And while I suppose the show’s structure demands a B-story every outing, some of that dead Krusty air could have been repurposed to flesh out the Skinner/Bart story, a pairing which has reliably produced over the years. As Skinner, being Skinner, loses perspective in his newfound power to inspire a shenanigans-free school, and relishes the power of his red pen to strike students off the submarine list, we’re treated to some classic Skinnerisms. As few pains as he takes to disguise his disenchantment with The Simpsons, Harry Shearer is never more on-point as when giving voice to Skinner’s beleaguered quest for order. Whether eliminating a food-fighting student for an “unauthorized meatapult”—or underscoring the importance of his field trip idea by touting the “sign here” stickers applied to the permission slips—or warning students ominously that once they’re crossed off the list, they’re off to stay “because that’s what pens do!”—Shearer just seems to get Skinner. Nurturing the sliver of hope that he might, this time, not flame out in front of the very people he’s so desperate to impress with his authority thrills him to no end. It’s that overconfidence that’s his downfall here, however, as his unfair elimination of Bart (tracking in muddy footprints after struggling valiantly to arrive at school on time) brings down his nemesis’ Homer-aided wrath. (Bart’s best line sees him showing a recent test graded “A+” to Milhouse and complaining, “five days with no pranks—I’m getting these strange red marks.”)
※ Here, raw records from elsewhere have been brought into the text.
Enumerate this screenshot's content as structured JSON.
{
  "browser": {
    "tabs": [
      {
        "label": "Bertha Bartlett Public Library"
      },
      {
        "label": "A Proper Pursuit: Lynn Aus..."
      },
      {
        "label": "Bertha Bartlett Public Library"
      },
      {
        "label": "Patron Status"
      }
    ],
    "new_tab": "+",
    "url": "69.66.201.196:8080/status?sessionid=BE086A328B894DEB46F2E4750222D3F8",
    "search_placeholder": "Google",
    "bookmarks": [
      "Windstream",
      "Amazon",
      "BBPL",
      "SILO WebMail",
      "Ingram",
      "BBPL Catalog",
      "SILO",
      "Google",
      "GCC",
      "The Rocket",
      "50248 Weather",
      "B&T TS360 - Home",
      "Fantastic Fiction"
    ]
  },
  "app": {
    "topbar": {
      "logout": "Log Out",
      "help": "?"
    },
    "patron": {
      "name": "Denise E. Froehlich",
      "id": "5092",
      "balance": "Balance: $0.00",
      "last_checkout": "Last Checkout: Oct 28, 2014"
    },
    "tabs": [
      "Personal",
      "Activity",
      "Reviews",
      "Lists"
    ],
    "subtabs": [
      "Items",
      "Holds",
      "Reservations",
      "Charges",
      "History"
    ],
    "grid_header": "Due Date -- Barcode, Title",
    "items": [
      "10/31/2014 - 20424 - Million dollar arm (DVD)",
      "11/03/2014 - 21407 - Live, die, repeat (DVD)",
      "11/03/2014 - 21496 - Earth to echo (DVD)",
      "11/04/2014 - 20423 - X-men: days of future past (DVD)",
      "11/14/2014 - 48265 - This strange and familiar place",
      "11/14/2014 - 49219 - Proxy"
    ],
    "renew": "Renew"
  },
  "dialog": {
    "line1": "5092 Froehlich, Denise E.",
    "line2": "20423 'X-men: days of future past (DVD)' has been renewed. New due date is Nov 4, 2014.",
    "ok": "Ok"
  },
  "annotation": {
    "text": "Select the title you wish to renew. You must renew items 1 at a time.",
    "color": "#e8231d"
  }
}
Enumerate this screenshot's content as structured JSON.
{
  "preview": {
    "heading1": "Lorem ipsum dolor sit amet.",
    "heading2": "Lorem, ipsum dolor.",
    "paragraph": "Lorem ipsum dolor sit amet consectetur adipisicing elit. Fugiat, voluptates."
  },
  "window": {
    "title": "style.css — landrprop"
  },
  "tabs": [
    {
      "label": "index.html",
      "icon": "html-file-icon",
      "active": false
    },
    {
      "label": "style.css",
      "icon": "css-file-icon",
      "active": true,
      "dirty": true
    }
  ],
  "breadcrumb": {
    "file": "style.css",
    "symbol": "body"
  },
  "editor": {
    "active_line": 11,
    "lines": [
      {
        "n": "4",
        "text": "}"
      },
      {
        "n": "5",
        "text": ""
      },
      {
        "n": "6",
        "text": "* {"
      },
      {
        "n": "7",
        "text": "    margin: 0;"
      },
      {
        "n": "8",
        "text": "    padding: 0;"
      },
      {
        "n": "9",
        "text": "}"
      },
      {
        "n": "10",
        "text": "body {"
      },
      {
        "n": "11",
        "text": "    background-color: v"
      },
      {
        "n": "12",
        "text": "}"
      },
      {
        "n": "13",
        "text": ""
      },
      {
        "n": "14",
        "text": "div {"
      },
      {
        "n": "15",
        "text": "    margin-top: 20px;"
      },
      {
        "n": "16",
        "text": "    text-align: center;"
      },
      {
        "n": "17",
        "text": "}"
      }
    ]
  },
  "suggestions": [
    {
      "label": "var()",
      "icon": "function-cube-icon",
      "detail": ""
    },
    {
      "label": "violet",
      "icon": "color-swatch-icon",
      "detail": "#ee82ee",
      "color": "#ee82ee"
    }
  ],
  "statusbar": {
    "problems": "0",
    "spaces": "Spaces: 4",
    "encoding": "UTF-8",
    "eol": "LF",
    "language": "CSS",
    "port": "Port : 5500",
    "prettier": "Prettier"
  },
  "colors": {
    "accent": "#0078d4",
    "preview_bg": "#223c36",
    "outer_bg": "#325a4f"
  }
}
With Homer at his side, Bart, alongside a complicit Mother Skinner, contrives to convince the principal that he’s actually murdered his mom. It’s not a horrible idea—again, if it had been given some time to breathe. But shoehorned in to the episode’s last five minutes (before the limp payoff to the Krusty story dribbles out), the whole thing is just too rushed to build the comic momentum such a silly premise needs. That being said, Homer takes to the plan with humorous commitment. I especially like his conspiratorial seriousness in his exchange with Bart: “What’s Skinner’s weakness?” “Pretty much everything.” “Good—we can use that…” And how his devotion to the gag has seemingly sent his sense of reality off into Homer-land, as he admonishes a puzzled Skinner, “You kill ‘em, I get rid of ‘em—that’s always been our deal.” And Bart and Homer’s plan, to disguise Skinner as “Dick Fiddler,” complete with fake ID and beard, and then to smuggle him out of town in a potato sack, is suitably ludicrous. As is Skinner's unquestioning acquiescence to Homer’s carefully constructed backstory that he can’t eat one of the potatoes because Dick Fiddler is allergic to potatoes (“I understand…”).
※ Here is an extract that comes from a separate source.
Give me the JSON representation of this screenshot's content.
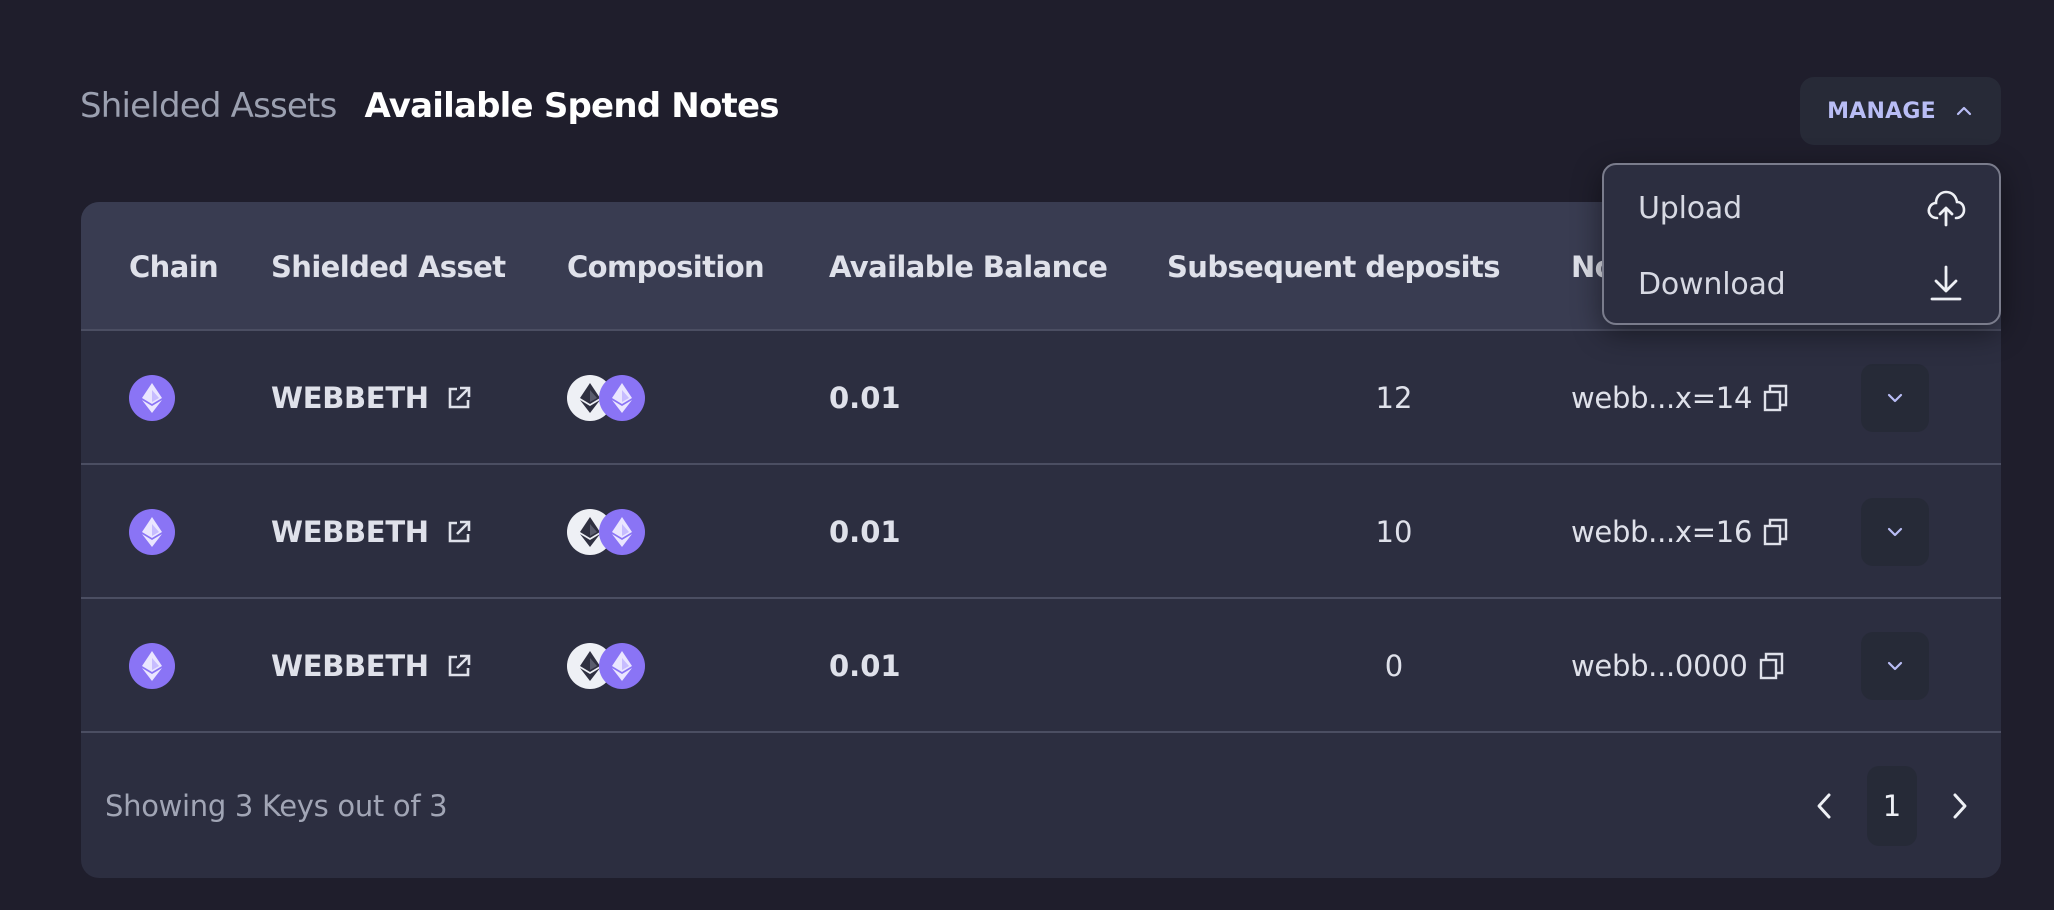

While there are a fair amount of laughs along the way, “Yellow Subterfuge” is a rushed, ramshackle enterprise, livened up by some solid Skinner-work. Even Bart’s teary breakdown to Homer that he had actually been trying to be good cribs liberally from the legendary “Bart Gets An F,” one of the first episodes to hint at The Simpsons’ seemingly incongruous ability to wring genuine emotion from overtly silly situations. It’s a damnably difficult balance to achieve—but the show used to be much better at it.


Stray observations:

  • Not that the show provides a joke to go with it, but a cameo from Jub-Jub is always welcome.
  • Marge’s perpetual tap-dance to avoid discouraging her kids: “Sweetie, about the submarine—what’s your favorite food to eat when you’re disappointed?”
  • Homer’s never quite so sensitive: “Marge, I love Bart as much as you do, but actually not…”
  • Having Krusty explain what he could have done to save his show (“Go off the air while you’re still good, but that ship has sailed”) may be a “take that” to Simpsons’ critics, but it just makes this particular critic sad.
  • Credit where it’s due—the payoff to the fart joke (Bart: “That’s not where I buried them”) made me laugh.
  • Of course, Homer has already faked his own death at least once before…
  • Another trenchant insight into a power-mad Skinner: “I’ve broken a 10-year-old's spirit—time for a fruit-on-the-bottom yogurt!”
  • Skinner allows himself half of one marshmallow in his cocoa.
  • In Skinner’s concluding dream, Dick Fiddler rides his horse into a brothel run by his mother. Staffed by hookers identical to his mother. Best not to think about it too much.